Social criminologists approach their inquiries into those aspects of social deviance that capture their imagination and interest through a conceptual framework that is o en informed by a theoretical construct-an ideal type through which one de nes, explains, and elaborates the phenomenon at stake to make sense of the in nitely kaleidoscopic nature of the social reality under scrutiny. e subculture concept is one such ideal type [Muggleton, 2000]. As will be examined in this chapter, the origins and foremost applications of the concept may be traced and rmly located within classic criminology and cultural deviance theory. e concept was reworked, rearticulated, and rejuvenated in the 1970s by Phil Cohen, John Clarke, Stuart Hall, Tony Je erson, Paul Willis, Dick Hebdige, and other theorists pertaining to the University of Birmingham’s Centre of Contemporary Cultural Studies (CCCS) in the United Kingdom [Bennett and Kahn-Harris, 2004b; Brake, 1985; S. Cohen, (1972) 1993; Jenks, 2005; Weinzierl and Muggelton, 2004]. With the rise of postmodernist sociology, the use and application of the subculture concept as an e ective analytical tool became hotly contested. e understanding of (essentially youth) subcultures as shared, collective solutions to problems of status frustration and adjustment, marking rupture from the value consensus pervasive in normative society (as contended in anomie-inspired cultural

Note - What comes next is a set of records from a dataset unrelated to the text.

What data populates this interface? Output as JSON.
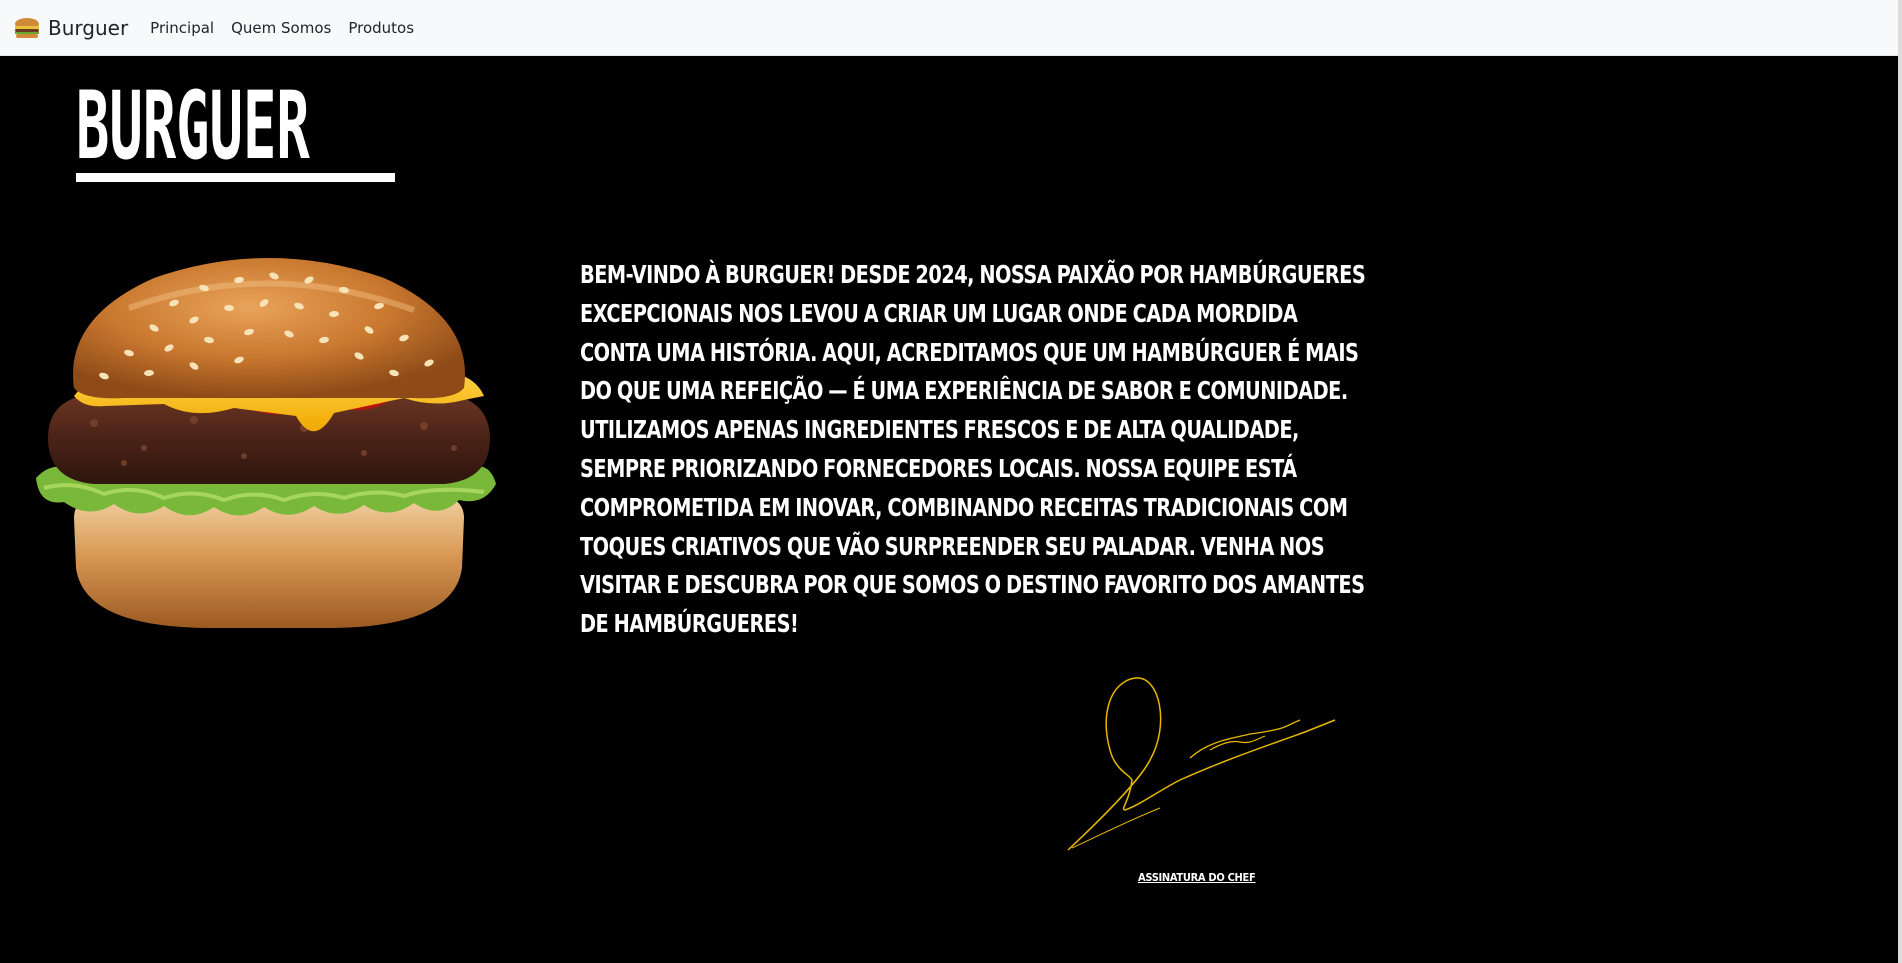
{
  "navbar": {
    "brand_icon": "burger-icon",
    "brand_label": "Burguer",
    "links": [
      {
        "label": "Principal"
      },
      {
        "label": "Quem Somos"
      },
      {
        "label": "Produtos"
      }
    ]
  },
  "hero": {
    "title": "BURGUER",
    "image": "burger-photo",
    "description": "BEM-VINDO À BURGUER! DESDE 2024, NOSSA PAIXÃO POR HAMBÚRGUERES EXCEPCIONAIS NOS LEVOU A CRIAR UM LUGAR ONDE CADA MORDIDA CONTA UMA HISTÓRIA. AQUI, ACREDITAMOS QUE UM HAMBÚRGUER É MAIS DO QUE UMA REFEIÇÃO — É UMA EXPERIÊNCIA DE SABOR E COMUNIDADE. UTILIZAMOS APENAS INGREDIENTES FRESCOS E DE ALTA QUALIDADE, SEMPRE PRIORIZANDO FORNECEDORES LOCAIS. NOSSA EQUIPE ESTÁ COMPROMETIDA EM INOVAR, COMBINANDO RECEITAS TRADICIONAIS COM TOQUES CRIATIVOS QUE VÃO SURPREENDER SEU PALADAR. VENHA NOS VISITAR E DESCUBRA POR QUE SOMOS O DESTINO FAVORITO DOS AMANTES DE HAMBÚRGUERES!",
    "signature_caption": "ASSINATURA DO CHEF"
  },
  "colors": {
    "background": "#000000",
    "navbar_background": "#f8f9fa",
    "text": "#ffffff",
    "signature_ink": "#e6b800"
  }
}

deviance theory), or as inherently symptomatic of working-class resistance to class oppression (as promulgated and articulated by the CCCS), found little favor among such postsubculturalists as Muggleton [1997, 2000], Bloustein , Stahl , and other dissenters. ese invariably sought to develop a model or ideal type of subculture distanced from the trappings of what such authors considered to be totalizing and a priori theoretical frameworks, which were distanced and far from synchronized to the e ervescence and uidity of contemporary social milieus.